The CEEB brings together around 300 public and private organisations in a bid to develop and rapidly scale-up new markets and financial mechanisms to help fund energy efficiency and low carbon heating measures in UK homes and buildings.
The partnership with Laudes Foundation therefore aims to support the CEEB in bringing forward a portfolio of UK-based demonstration projects to market, and to help expand the CEEB’s work across low-carbon heating, in addition to exploring how innovations could be replicated worldwide, the GFI said.
It follows GFI’s launch last year of a new set of standards for financing green building upgrades, which have already won the backing of energy efficiency installers and a host of major banks and financial firms such as Lloyds, NatWest, BNP Paribas, the Saffron Building Society and others. The GFI and CEEB are also members of the Zero Carbon Heating Taskforce
Laudes Foundation and the GFI said they shared a “common sense of urgency around the need to rapidly decarbonise the built environment”, which accounts for around 40 per cent of the UK’s carbon footprint.
“We urgently need to retrofit our homes and building stock to meet net-zero targets,” Dr Rhian-Mari Thomas, chief executive of the GFI, which works with public, private and non-profit sectors to overcome financial barriers to furthering the next zero transition.
“The partnership with a leading philanthropic institution such as Laudes Foundation will enable us to accelerate the innovative work being carried out by our CEEB coalition, building on our work in the UK to date by seeking international opportunities to channel capital towards local solutions that help deliver greener, more resilient and more comfortable homes,” she added.
It comes amid disarray over the government’s green buildings agenda, with recent reports suggesting the Green Homes Grant Scheme – designed to offer discounts on home retrofit measures – could soon be scrapped by Ministers just months after it was first launched last year. The scheme, originally touted a central pillar of the government’s ‘green recovery’ agenda, has been beset by numerous challenges struggles, and is set to see potentially over £1bn withdrawn from its budget.
In the lead up to the crucial COP26 UN climate change summit in Glasgow later this year, Laudes, the GFI and the CEEB said they aimed to establish and scale the necessary financial markets and mechanisms, and build capacity at the local level, to deploy capital in the real economy to help decarbonise UK buildings in line with the Paris Agreement goals.

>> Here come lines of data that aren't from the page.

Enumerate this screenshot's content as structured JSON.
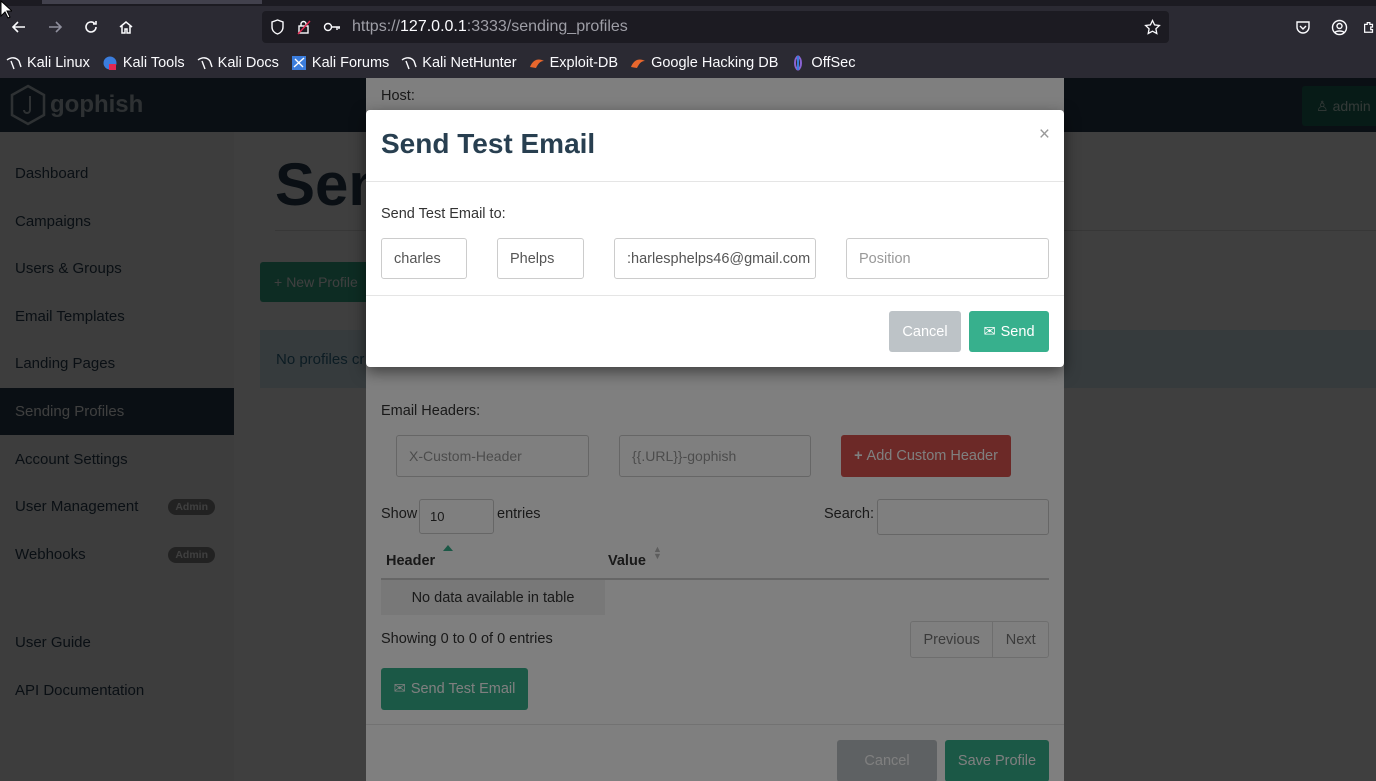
{
  "browser": {
    "url_prefix": "https://",
    "url_host": "127.0.0.1",
    "url_rest": ":3333/sending_profiles",
    "bookmarks": [
      {
        "label": "Kali Linux",
        "icon": "kali-dragon-icon"
      },
      {
        "label": "Kali Tools",
        "icon": "kali-tools-icon"
      },
      {
        "label": "Kali Docs",
        "icon": "kali-dragon-icon"
      },
      {
        "label": "Kali Forums",
        "icon": "kali-forums-icon"
      },
      {
        "label": "Kali NetHunter",
        "icon": "kali-dragon-icon"
      },
      {
        "label": "Exploit-DB",
        "icon": "exploit-db-icon"
      },
      {
        "label": "Google Hacking DB",
        "icon": "exploit-db-icon"
      },
      {
        "label": "OffSec",
        "icon": "offsec-icon"
      }
    ]
  },
  "app": {
    "logo_text": "gophish",
    "admin_label": "admin",
    "page_title": "Sen",
    "new_profile_label": "New Profile",
    "no_profiles_text": "No profiles cr"
  },
  "sidebar": {
    "items": [
      {
        "label": "Dashboard"
      },
      {
        "label": "Campaigns"
      },
      {
        "label": "Users & Groups"
      },
      {
        "label": "Email Templates"
      },
      {
        "label": "Landing Pages"
      },
      {
        "label": "Sending Profiles"
      },
      {
        "label": "Account Settings"
      },
      {
        "label": "User Management",
        "badge": "Admin"
      },
      {
        "label": "Webhooks",
        "badge": "Admin"
      },
      {
        "label": "User Guide"
      },
      {
        "label": "API Documentation"
      }
    ]
  },
  "profile_modal": {
    "host_label": "Host:",
    "email_headers_label": "Email Headers:",
    "header_placeholder": "X-Custom-Header",
    "value_placeholder": "{{.URL}}-gophish",
    "add_header_label": "Add Custom Header",
    "show_label": "Show",
    "entries_value": "10",
    "entries_label": "entries",
    "search_label": "Search:",
    "col_header": "Header",
    "col_value": "Value",
    "empty_text": "No data available in table",
    "showing_text": "Showing 0 to 0 of 0 entries",
    "prev_label": "Previous",
    "next_label": "Next",
    "send_test_label": "Send Test Email",
    "cancel_label": "Cancel",
    "save_label": "Save Profile"
  },
  "test_modal": {
    "title": "Send Test Email",
    "close": "×",
    "to_label": "Send Test Email to:",
    "first_name": "charles",
    "last_name": "Phelps",
    "email": ":harlesphelps46@gmail.com",
    "position_placeholder": "Position",
    "cancel_label": "Cancel",
    "send_label": "Send"
  },
  "colors": {
    "nav": "#283f50",
    "primary_green": "#37b08d",
    "danger_red": "#d9534f"
  }
}
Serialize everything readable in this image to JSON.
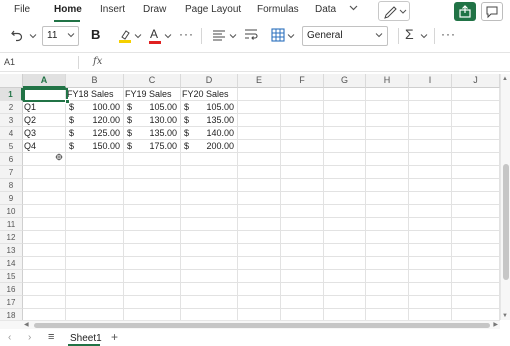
{
  "menu": {
    "tabs": [
      "File",
      "Home",
      "Insert",
      "Draw",
      "Page Layout",
      "Formulas",
      "Data"
    ],
    "active_tab": "Home",
    "more_icon": "chevron-down-icon",
    "accent": "#217346"
  },
  "toolbar": {
    "undo_icon": "undo-icon",
    "font_size": "11",
    "bold_label": "B",
    "highlight_color": "#f5d000",
    "font_color": "#e02020",
    "font_color_label": "A",
    "number_format": "General",
    "sum_label": "Σ"
  },
  "formula_bar": {
    "name_box": "A1",
    "fx_label": "fx",
    "formula": ""
  },
  "grid": {
    "columns": [
      "A",
      "B",
      "C",
      "D",
      "E",
      "F",
      "G",
      "H",
      "I",
      "J"
    ],
    "selected_column": "A",
    "selected_row": "1",
    "rows": [
      "1",
      "2",
      "3",
      "4",
      "5",
      "6",
      "7",
      "8",
      "9",
      "10",
      "11",
      "12",
      "13",
      "14",
      "15",
      "16",
      "17",
      "18"
    ],
    "headers": [
      "FY18 Sales",
      "FY19 Sales",
      "FY20 Sales"
    ],
    "data": [
      {
        "label": "Q1",
        "values": [
          "100.00",
          "105.00",
          "105.00"
        ]
      },
      {
        "label": "Q2",
        "values": [
          "120.00",
          "130.00",
          "135.00"
        ]
      },
      {
        "label": "Q3",
        "values": [
          "125.00",
          "135.00",
          "140.00"
        ]
      },
      {
        "label": "Q4",
        "values": [
          "150.00",
          "175.00",
          "200.00"
        ]
      }
    ],
    "currency_symbol": "$"
  },
  "sheets": {
    "tabs": [
      "Sheet1"
    ],
    "active": "Sheet1",
    "add_label": "+"
  }
}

Such efforts will also open up new growth opportunities, particularly those hit hard by the Covid-19 crisis over the past year, while increasing accessibility to affordable low carbon housing and reducing fuel poverty, said James Drinkwater, Laudes Foundation’s head of built environment.
“Investment flows into constructing and renovating homes to net-zero carbon standards remain far below the levels required to meet the goals of the Paris Agreement,” he said. “It’s also critical this enables the many, not just the few, to benefit from a better built environment.”
Drinkwater added that he was “delighted” to support the GFI’s “pioneering work, and to explore how a similar approach to unblocking the barriers to investment can be adopted elsewhere in the global effort to decarbonise the built environment”.